* WHAT YOU HAVE TO DO *
In the material below, identify each line bearing the word "text". Reproduce those lines.

* WORKING DATA *
---+---

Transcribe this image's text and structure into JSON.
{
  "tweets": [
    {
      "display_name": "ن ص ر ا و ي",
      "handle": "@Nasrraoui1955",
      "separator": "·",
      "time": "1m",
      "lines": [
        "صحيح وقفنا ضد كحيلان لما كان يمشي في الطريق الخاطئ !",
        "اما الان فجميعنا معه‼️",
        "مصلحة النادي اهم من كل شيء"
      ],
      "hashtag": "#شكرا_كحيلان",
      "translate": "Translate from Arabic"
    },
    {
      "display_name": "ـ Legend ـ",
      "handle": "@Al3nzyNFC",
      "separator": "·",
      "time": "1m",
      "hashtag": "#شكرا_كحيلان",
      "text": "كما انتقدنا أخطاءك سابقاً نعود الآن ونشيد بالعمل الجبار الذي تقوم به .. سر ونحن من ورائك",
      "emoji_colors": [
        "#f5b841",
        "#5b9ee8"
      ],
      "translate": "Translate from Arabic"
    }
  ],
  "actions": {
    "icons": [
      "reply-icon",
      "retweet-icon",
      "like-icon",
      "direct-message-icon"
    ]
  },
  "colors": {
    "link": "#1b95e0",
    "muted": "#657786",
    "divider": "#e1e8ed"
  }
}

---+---

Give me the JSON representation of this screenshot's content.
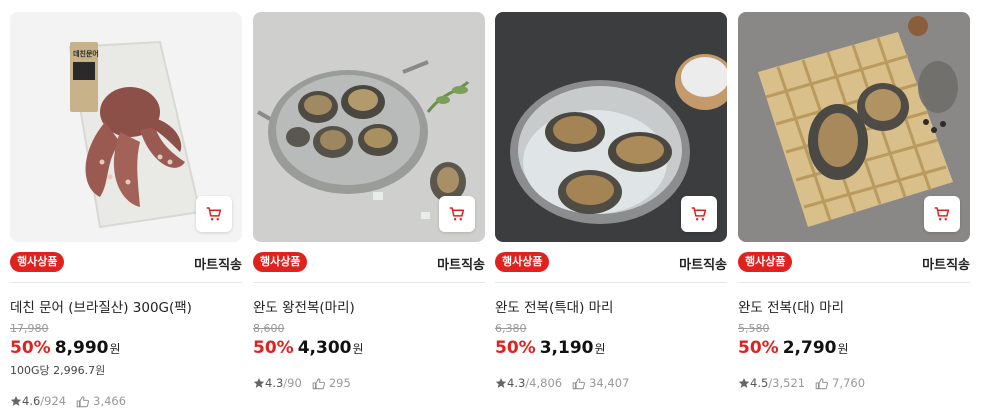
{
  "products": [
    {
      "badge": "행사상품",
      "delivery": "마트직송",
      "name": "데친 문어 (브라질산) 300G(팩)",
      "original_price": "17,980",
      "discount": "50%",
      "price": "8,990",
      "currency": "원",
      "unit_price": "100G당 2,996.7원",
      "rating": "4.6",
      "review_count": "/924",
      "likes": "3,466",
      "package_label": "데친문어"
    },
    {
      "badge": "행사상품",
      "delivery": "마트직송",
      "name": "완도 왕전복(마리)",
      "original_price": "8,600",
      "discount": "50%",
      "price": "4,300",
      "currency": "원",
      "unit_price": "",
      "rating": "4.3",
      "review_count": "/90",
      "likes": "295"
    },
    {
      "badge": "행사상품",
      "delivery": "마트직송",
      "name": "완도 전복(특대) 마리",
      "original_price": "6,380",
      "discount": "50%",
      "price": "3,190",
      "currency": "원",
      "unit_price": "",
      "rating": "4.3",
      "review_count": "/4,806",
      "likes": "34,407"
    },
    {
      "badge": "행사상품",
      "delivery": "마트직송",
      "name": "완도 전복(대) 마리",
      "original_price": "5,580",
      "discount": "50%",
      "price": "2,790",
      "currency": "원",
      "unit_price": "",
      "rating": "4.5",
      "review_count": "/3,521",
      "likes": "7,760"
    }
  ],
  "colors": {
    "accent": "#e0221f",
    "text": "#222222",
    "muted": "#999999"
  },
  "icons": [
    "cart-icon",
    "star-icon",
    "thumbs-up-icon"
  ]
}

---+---

* TASK ANSWER *
Transcribe this image's text and structure into JSON.
      "text": "كما انتقدنا أخطاءك سابقاً نعود الآن ونشيد بالعمل الجبار الذي تقوم به .. سر ونحن من ورائك",
    "text": "#222222",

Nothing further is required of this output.